“They give me so much life — so much energy,” Richard Anderson, an Edna Louise Spear Elementary School art teacher said of his students. “It is so much fun.”
Anderson, who has been a fixture at the elementary school for the past 34 years, will retire at the end of the school year. He will be leaving behind a lasting impact on his current and former students over the years.
“It has gone by so quickly, but I’ve had a blast teaching something I love,” he said, reflecting on his career. “I’ve been a part of the school community for so long and that’s coming to an end. I’ve been getting all these letters from the kids and it’s really nice but it’s sad at the same time. But it tells me that I have done a good job.”
Anderson’s love for art began when he was young. He fondly remembers a trip to The Museum of Modern Art in Manhattan when he was 7 years old and laying eyes on the work of famed artist Chuck Close.
“My art teacher took me down to The Museum of Modern Art, and they had huge airbrush paintings of Chuck Close and some of his friends,” he said. “At 7 I was like, ‘I want to be an artist just like him.’”

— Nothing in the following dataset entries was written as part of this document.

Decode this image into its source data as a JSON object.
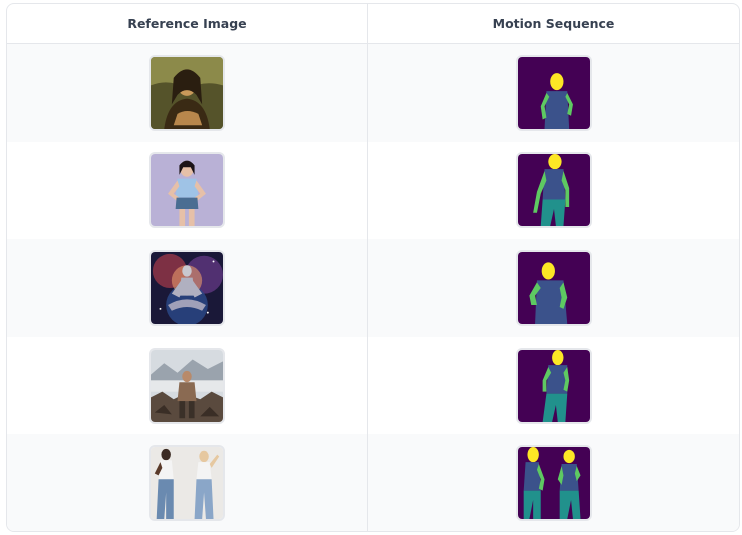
{
  "table": {
    "headers": [
      "Reference Image",
      "Motion Sequence"
    ],
    "rows": [
      {
        "reference": "mona-lisa-portrait-image",
        "motion": "motion-sequence-1-image"
      },
      {
        "reference": "woman-hands-on-hips-image",
        "motion": "motion-sequence-2-image"
      },
      {
        "reference": "cosmic-meditation-figure-image",
        "motion": "motion-sequence-3-image"
      },
      {
        "reference": "man-on-rocky-mountain-image",
        "motion": "motion-sequence-4-image"
      },
      {
        "reference": "two-women-dancing-image",
        "motion": "motion-sequence-5-image"
      }
    ]
  },
  "colors": {
    "motion_bg": "#440154",
    "head": "#fde725",
    "torso": "#3b528b",
    "arms": "#5ec962",
    "legs": "#21918c",
    "border": "#e5e7eb",
    "header_text": "#374151"
  }
}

This began a lifelong passion for the Port Jeff art teacher. From there, he would go on to State University College at Buffalo to get his art degree. During that time, he started experimenting with chainsaw wood carvings. He mentioned one of his inspirations was Wendell Castle, a renowned art furniture artist.
“I had experience with a chainsaw working in the woods, cutting down trees with my father,” he said.

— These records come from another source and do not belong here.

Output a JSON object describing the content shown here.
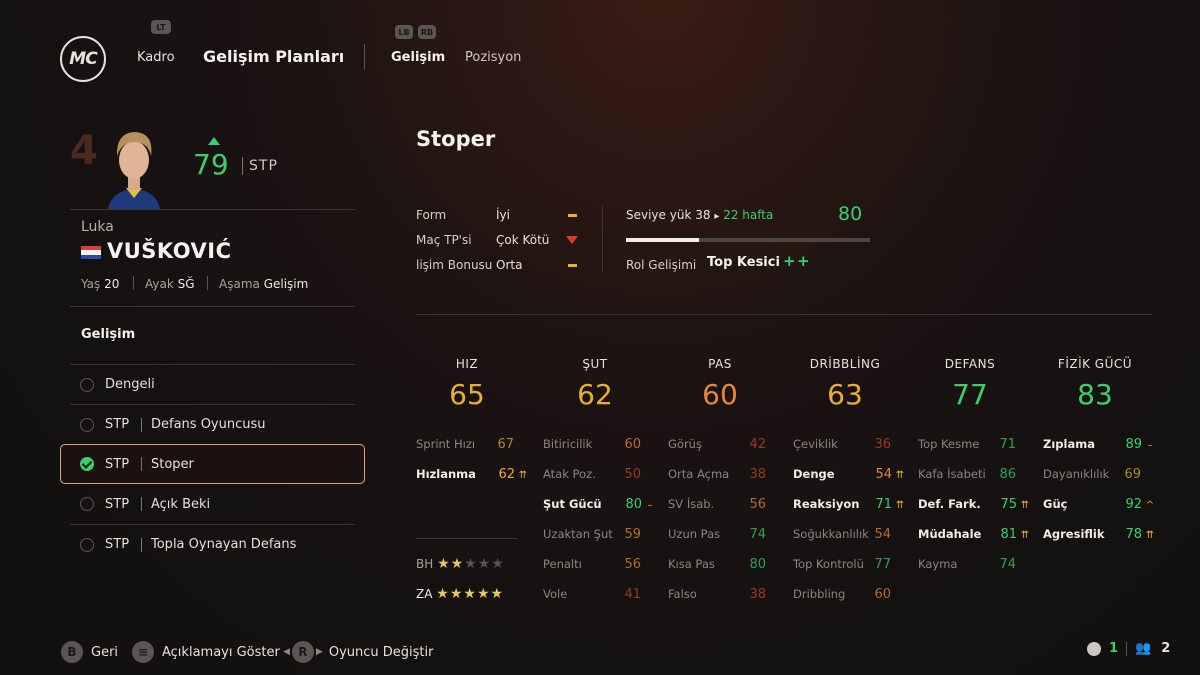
{
  "header": {
    "logo": "MC",
    "lt_badge": "LT",
    "tab_squad": "Kadro",
    "tab_plans": "Gelişim Planları",
    "lb_badge": "LB",
    "rb_badge": "RB",
    "subtab_dev": "Gelişim",
    "subtab_position": "Pozisyon"
  },
  "player": {
    "number": "4",
    "overall": "79",
    "position": "STP",
    "first_name": "Luka",
    "last_name": "VUŠKOVIĆ",
    "age_label": "Yaş",
    "age": "20",
    "foot_label": "Ayak",
    "foot": "SĞ",
    "stage_label": "Aşama",
    "stage": "Gelişim"
  },
  "development": {
    "title": "Gelişim",
    "plans": [
      {
        "pos": "",
        "label": "Dengeli"
      },
      {
        "pos": "STP",
        "label": "Defans Oyuncusu"
      },
      {
        "pos": "STP",
        "label": "Stoper"
      },
      {
        "pos": "STP",
        "label": "Açık Beki"
      },
      {
        "pos": "STP",
        "label": "Topla Oynayan Defans"
      }
    ]
  },
  "role": {
    "title": "Stoper",
    "form_label": "Form",
    "form_value": "İyi",
    "match_label": "Maç TP'si",
    "match_value": "Çok Kötü",
    "bonus_label": "lişim Bonusu",
    "bonus_value": "Orta",
    "level_label": "Seviye yük",
    "level_value": "38",
    "level_arrow": "▸",
    "weeks": "22 hafta",
    "target": "80",
    "level_progress": 0.3,
    "role_dev_label": "Rol Gelişimi",
    "role_dev_value": "Top Kesici"
  },
  "categories": [
    {
      "name": "HIZ",
      "value": "65",
      "color": "#e8b030"
    },
    {
      "name": "ŞUT",
      "value": "62",
      "color": "#e8b030"
    },
    {
      "name": "PAS",
      "value": "60",
      "color": "#e8863a"
    },
    {
      "name": "DRİBBLİNG",
      "value": "63",
      "color": "#e8b030"
    },
    {
      "name": "DEFANS",
      "value": "77",
      "color": "#3ad06a"
    },
    {
      "name": "FİZİK GÜCÜ",
      "value": "83",
      "color": "#3ad06a"
    }
  ],
  "attributes": {
    "pace": [
      {
        "name": "Sprint Hızı",
        "value": "67",
        "hl": false,
        "cls": "c-dyellow",
        "ind": ""
      },
      {
        "name": "Hızlanma",
        "value": "62",
        "hl": true,
        "cls": "c-yellow",
        "ind": "⇈"
      }
    ],
    "shooting": [
      {
        "name": "Bitiricilik",
        "value": "60",
        "hl": false,
        "cls": "c-dorange",
        "ind": ""
      },
      {
        "name": "Atak Poz.",
        "value": "50",
        "hl": false,
        "cls": "c-dred",
        "ind": ""
      },
      {
        "name": "Şut Gücü",
        "value": "80",
        "hl": true,
        "cls": "c-green",
        "ind": "–"
      },
      {
        "name": "Uzaktan Şut",
        "value": "59",
        "hl": false,
        "cls": "c-dorange",
        "ind": ""
      },
      {
        "name": "Penaltı",
        "value": "56",
        "hl": false,
        "cls": "c-dorange",
        "ind": ""
      },
      {
        "name": "Vole",
        "value": "41",
        "hl": false,
        "cls": "c-dred",
        "ind": ""
      }
    ],
    "passing": [
      {
        "name": "Görüş",
        "value": "42",
        "hl": false,
        "cls": "c-dred",
        "ind": ""
      },
      {
        "name": "Orta Açma",
        "value": "38",
        "hl": false,
        "cls": "c-dred",
        "ind": ""
      },
      {
        "name": "SV İsab.",
        "value": "56",
        "hl": false,
        "cls": "c-dorange",
        "ind": ""
      },
      {
        "name": "Uzun Pas",
        "value": "74",
        "hl": false,
        "cls": "c-dgreen",
        "ind": ""
      },
      {
        "name": "Kısa Pas",
        "value": "80",
        "hl": false,
        "cls": "c-dgreen",
        "ind": ""
      },
      {
        "name": "Falso",
        "value": "38",
        "hl": false,
        "cls": "c-dred",
        "ind": ""
      }
    ],
    "dribbling": [
      {
        "name": "Çeviklik",
        "value": "36",
        "hl": false,
        "cls": "c-dred",
        "ind": ""
      },
      {
        "name": "Denge",
        "value": "54",
        "hl": true,
        "cls": "c-orange",
        "ind": "⇈"
      },
      {
        "name": "Reaksiyon",
        "value": "71",
        "hl": true,
        "cls": "c-green",
        "ind": "⇈"
      },
      {
        "name": "Soğukkanlılık",
        "value": "54",
        "hl": false,
        "cls": "c-dorange",
        "ind": ""
      },
      {
        "name": "Top Kontrolü",
        "value": "77",
        "hl": false,
        "cls": "c-dgreen",
        "ind": ""
      },
      {
        "name": "Dribbling",
        "value": "60",
        "hl": false,
        "cls": "c-dorange",
        "ind": ""
      }
    ],
    "defending": [
      {
        "name": "Top Kesme",
        "value": "71",
        "hl": false,
        "cls": "c-dgreen",
        "ind": ""
      },
      {
        "name": "Kafa İsabeti",
        "value": "86",
        "hl": false,
        "cls": "c-dgreen",
        "ind": ""
      },
      {
        "name": "Def. Fark.",
        "value": "75",
        "hl": true,
        "cls": "c-green",
        "ind": "⇈"
      },
      {
        "name": "Müdahale",
        "value": "81",
        "hl": true,
        "cls": "c-green",
        "ind": "⇈"
      },
      {
        "name": "Kayma",
        "value": "74",
        "hl": false,
        "cls": "c-dgreen",
        "ind": ""
      }
    ],
    "physical": [
      {
        "name": "Zıplama",
        "value": "89",
        "hl": true,
        "cls": "c-green",
        "ind": "–"
      },
      {
        "name": "Dayanıklılık",
        "value": "69",
        "hl": false,
        "cls": "c-dyellow",
        "ind": ""
      },
      {
        "name": "Güç",
        "value": "92",
        "hl": true,
        "cls": "c-green",
        "ind": "^"
      },
      {
        "name": "Agresiflik",
        "value": "78",
        "hl": true,
        "cls": "c-green",
        "ind": "⇈"
      }
    ]
  },
  "skills": {
    "weak_foot_label": "BH",
    "weak_foot": 2,
    "skill_moves_label": "ZA",
    "skill_moves": 5
  },
  "footer": {
    "back_btn": "B",
    "back_label": "Geri",
    "desc_btn": "≡",
    "desc_label": "Açıklamayı Göster",
    "change_btn": "R",
    "change_label": "Oyuncu Değiştir",
    "count_a": "1",
    "count_b": "2"
  }
}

Anderson would compete in wood carving competitions in upstate New York and found success, winning some events. He said the wood carving scene has really grown over the years and has gotten more refined from carving bears and eagles into more complex designs, such as his rendition of a mermaid carved in wood.
The elementary art teacher said he enjoys wood carving because it is challenging and pushes his personal abilities further. Anderson hopes to continue to do wood carvings for the village’s harvest festival as well as coming back to the school to do wood carvings for the students.

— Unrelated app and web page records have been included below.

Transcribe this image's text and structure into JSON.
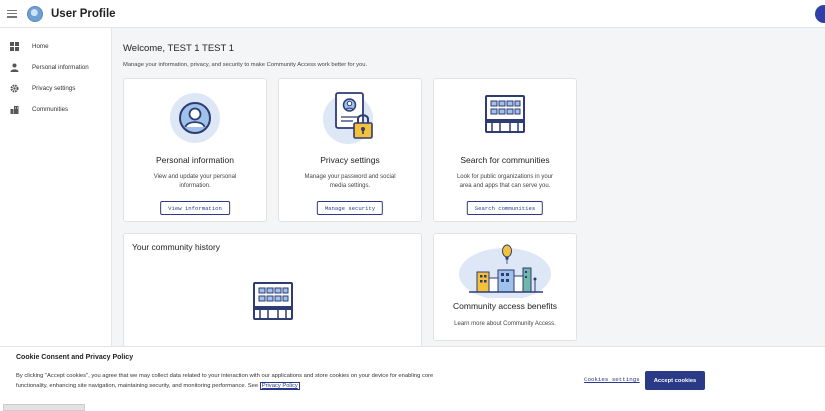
{
  "header": {
    "title": "User Profile"
  },
  "sidebar": {
    "items": [
      {
        "label": "Home",
        "icon": "grid-icon"
      },
      {
        "label": "Personal information",
        "icon": "person-icon"
      },
      {
        "label": "Privacy settings",
        "icon": "gear-icon"
      },
      {
        "label": "Communities",
        "icon": "buildings-icon"
      }
    ]
  },
  "main": {
    "welcome": "Welcome, TEST 1 TEST 1",
    "subtext": "Manage your information, privacy, and security to make Community Access work better for you.",
    "cards": [
      {
        "title": "Personal information",
        "description": "View and update your personal information.",
        "button": "View information",
        "icon": "user-circle-icon"
      },
      {
        "title": "Privacy settings",
        "description": "Manage your password and social media settings.",
        "button": "Manage security",
        "icon": "id-card-lock-icon"
      },
      {
        "title": "Search for communities",
        "description": "Look for public organizations in your area and apps that can serve you.",
        "button": "Search communities",
        "icon": "building-icon"
      }
    ],
    "history": {
      "title": "Your community history",
      "icon": "building-icon"
    },
    "benefits": {
      "title": "Community access benefits",
      "description": "Learn more about Community Access.",
      "icon": "city-balloon-icon"
    }
  },
  "cookie": {
    "title": "Cookie Consent and Privacy Policy",
    "text": "By clicking \"Accept cookies\", you agree that we may collect data related to your interaction with our applications and store cookies on your device for enabling core functionality, enhancing site navigation, maintaining security, and monitoring performance. See ",
    "link": "Privacy Policy",
    "settings": "Cookies settings",
    "accept": "Accept cookies"
  },
  "colors": {
    "primary": "#2b3a86",
    "illustration_bg": "#dde7f6",
    "illustration_stroke": "#2f3b73",
    "accent_yellow": "#f3c23a"
  }
}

Meghan McCarthy, a fellow art teacher at the elementary school, has worked with Anderson for the past two years and says he sets a great example.
“He’s has been an excellent mentor,” she said. “He’s taught me to approach elementary art as a fine-arts program. He sets the bar high and it shows in the kids’ artwork and shows what they are capable of doing.”
“He laid down a solid foundation for me.”
— Meghan McCarthy
McCarthy said she really lucked out having someone like Rich who has immense amount of experience teaching.
“He laid down a solid foundation for me,” she said.
Anderson admits it will be hard for him to retire, but he is looking forward to spending more time with family, getting back into his artistic furniture business and enjoying motorcycling and hunting.
“I’ve been really blessed to have had a great career and leave a good impact,” he said. “I’ve been fortunate to work with some former students of mine and be able to teach some of my former students’ children.”
The Wading River resident said the students motivate him to push himself and in turn he pushes them.
“It works together, these kids have so much ability and we need to support them,” he said. “I have been given his great gift and it has meant so much to me.”